Despite the lingering tensions from that case and new ones over China’s territorial ambitions, Mrs. Clinton was scheduled over two days to meet with all of the country’s senior leaders, including President Hu Jintao and his presumed successor, Xi Jinping, on Wednesday.
The meeting with Mr. Xi was canceled Wednesday morning, although United States officials said they did not think it was intended as a slight because Mr. Xi had also canceled other Wednesday appointments.
Officials traveling with Mrs. Clinton say they hope differences over the South China Sea can be overcome in the same way that Mr. Chen’s case was.
“We are committed to building a cooperative partnership with China,” Mrs. Clinton said here on Tuesday evening. “It is a key aspect of our rebalancing in the Asia-Pacific.”
The Obama administration’s renewed focus on Asia has been unfavorably interpreted in some quarters here as an effort to contain China.
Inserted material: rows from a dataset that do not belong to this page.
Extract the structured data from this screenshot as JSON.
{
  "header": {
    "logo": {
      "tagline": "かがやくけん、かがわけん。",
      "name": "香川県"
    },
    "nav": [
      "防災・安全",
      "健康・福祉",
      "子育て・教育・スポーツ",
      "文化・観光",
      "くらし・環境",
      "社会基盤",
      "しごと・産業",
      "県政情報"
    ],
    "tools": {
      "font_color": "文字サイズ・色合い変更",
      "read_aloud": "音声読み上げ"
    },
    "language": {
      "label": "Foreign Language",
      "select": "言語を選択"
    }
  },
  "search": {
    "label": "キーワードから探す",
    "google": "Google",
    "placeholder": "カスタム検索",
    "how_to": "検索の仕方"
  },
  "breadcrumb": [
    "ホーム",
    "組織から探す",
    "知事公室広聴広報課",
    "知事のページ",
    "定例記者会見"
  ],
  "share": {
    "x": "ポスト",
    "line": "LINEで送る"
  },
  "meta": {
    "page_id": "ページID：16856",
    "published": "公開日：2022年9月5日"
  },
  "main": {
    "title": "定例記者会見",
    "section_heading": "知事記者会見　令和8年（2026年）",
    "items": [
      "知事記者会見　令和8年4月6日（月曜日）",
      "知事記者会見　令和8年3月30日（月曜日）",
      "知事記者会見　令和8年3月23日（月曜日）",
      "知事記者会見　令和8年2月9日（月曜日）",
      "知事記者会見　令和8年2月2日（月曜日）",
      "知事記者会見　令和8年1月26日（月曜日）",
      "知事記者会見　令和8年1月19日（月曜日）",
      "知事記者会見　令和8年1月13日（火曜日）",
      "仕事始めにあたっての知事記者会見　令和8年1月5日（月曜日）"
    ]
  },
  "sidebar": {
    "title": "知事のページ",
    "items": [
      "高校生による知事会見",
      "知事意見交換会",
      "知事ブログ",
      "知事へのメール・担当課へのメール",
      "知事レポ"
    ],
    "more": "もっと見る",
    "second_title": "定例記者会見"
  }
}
China is as wary of American moves in the region — including an increase in military personnel and matériel in Australia and the Philippines — as the United States and its allies in the region are of China’s territorial ambitions.
“For the United States, the South China Sea is not a matter of territorial disputes,” said Wu Xinbo, deputy director of the Center for American Studies at Fudan University in Shanghai. “It’s an issue of strategic gaming. The United States is concerned about China’s naval growth.”
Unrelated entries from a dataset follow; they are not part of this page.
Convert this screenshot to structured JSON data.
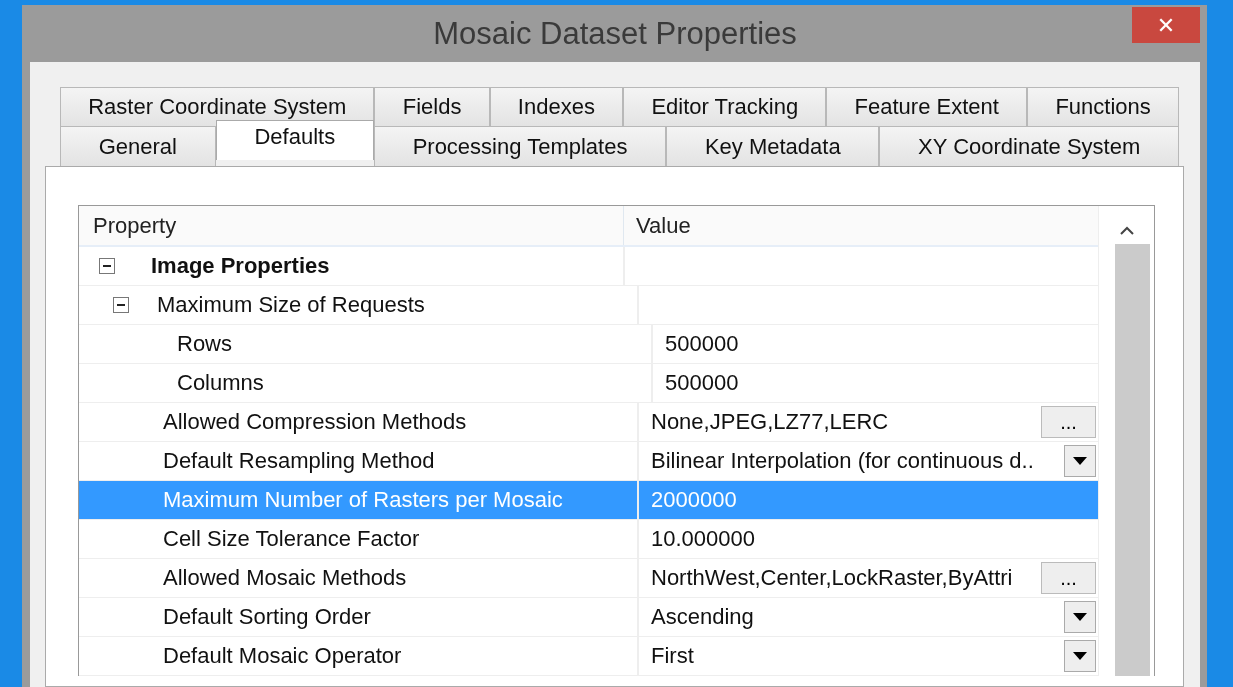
{
  "window": {
    "title": "Mosaic Dataset Properties",
    "close_label": "✕"
  },
  "tab_rows": [
    [
      {
        "label": "Raster Coordinate System",
        "selected": false
      },
      {
        "label": "Fields",
        "selected": false
      },
      {
        "label": "Indexes",
        "selected": false
      },
      {
        "label": "Editor Tracking",
        "selected": false
      },
      {
        "label": "Feature Extent",
        "selected": false
      },
      {
        "label": "Functions",
        "selected": false
      }
    ],
    [
      {
        "label": "General",
        "selected": false
      },
      {
        "label": "Defaults",
        "selected": true
      },
      {
        "label": "Processing Templates",
        "selected": false
      },
      {
        "label": "Key Metadata",
        "selected": false
      },
      {
        "label": "XY Coordinate System",
        "selected": false
      }
    ]
  ],
  "grid": {
    "columns": [
      "Property",
      "Value"
    ],
    "rows": [
      {
        "name": "Image Properties",
        "kind": "group",
        "expanded": true,
        "selected": false,
        "children": [
          {
            "name": "Maximum Size of Requests",
            "kind": "group",
            "expanded": true,
            "selected": false,
            "children": [
              {
                "name": "Rows",
                "kind": "text",
                "value": "500000",
                "selected": false
              },
              {
                "name": "Columns",
                "kind": "text",
                "value": "500000",
                "selected": false
              }
            ]
          },
          {
            "name": "Allowed Compression Methods",
            "kind": "ellipsis",
            "value": "None,JPEG,LZ77,LERC",
            "button_label": "...",
            "selected": false
          },
          {
            "name": "Default Resampling Method",
            "kind": "dropdown",
            "value": "Bilinear Interpolation (for continuous d..",
            "selected": false
          },
          {
            "name": "Maximum Number of Rasters per Mosaic",
            "kind": "text",
            "value": "2000000",
            "selected": true
          },
          {
            "name": "Cell Size Tolerance Factor",
            "kind": "text",
            "value": "10.000000",
            "selected": false
          },
          {
            "name": "Allowed Mosaic Methods",
            "kind": "ellipsis",
            "value": "NorthWest,Center,LockRaster,ByAttri",
            "button_label": "...",
            "selected": false
          },
          {
            "name": "Default Sorting Order",
            "kind": "dropdown",
            "value": "Ascending",
            "selected": false
          },
          {
            "name": "Default Mosaic Operator",
            "kind": "dropdown",
            "value": "First",
            "selected": false
          }
        ]
      }
    ]
  }
}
Mrs. Clinton, who is in the middle of a 10-day, 6-nation tour of Asia, has repeatedly said that the United States is not taking a position on the disputed islands in the South China Sea and that it is seeking a peaceful settlement of the overlapping claims.
In Indonesia the day before, she expressed support for efforts by the Association of Southeast Asian Nations — which includes the Philippines, Brunei and Vietnam, all with competing territorial claims — to negotiate a code of conduct that would avert disputes and lay the foundation for long-term settlements.
The Chinese Foreign Ministry has gone out of its way in the past two days to say that only the countries directly involved in South China Sea territorial disputes should participate in their solutions, a clear public rebuff of the United States.
China’s recent tactics have raised concerns even among other countries in the region not directly involved, including India, Singapore and Indonesia.
In particular, they cite China’s blocking of a diplomatic communiqué at an Asean summit meeting in Cambodia in July that called for a collaborative process, rather than confrontation.
“China’s evident pressure on the Association of Southeast Asian Nations has undermined 20 years of Chinese ‘charm diplomacy,’ ” said an Asian diplomat, who spoke on the condition of anonymity.
“If Asean is divided,” the diplomat said, “this will ultimately rebound against China’s interests because it could well catalyze the very thing China fears most: containment by the United States, as anxious smaller countries will naturally cluster around the United States for balance.”
Mrs. Clinton, who has traveled to China often as secretary of state, is generally viewed here as more hostile than other American officials, including Mr. Obama’s national security adviser, Thomas E. Donilon. By contrast, a commentary in the state-run Global Times on Tuesday was blunt about Mrs. Clinton.
“Many Chinese people do not like Secretary Clinton,” the commentary said, according to a translation from the Chinese by the American Embassy. “The antipathy and vigilance that she personally has brought to the Chinese public are not necessarily in the United States’ diplomatic interest.”
Bree Feng contributed research.
This article has been revised to reflect the following correction:
Correction: September 4, 2012
A version of this article appeared in print on September 5, 2012, on page A9 of the New York edition with the headline: Smiles and Barbs for Clinton in China.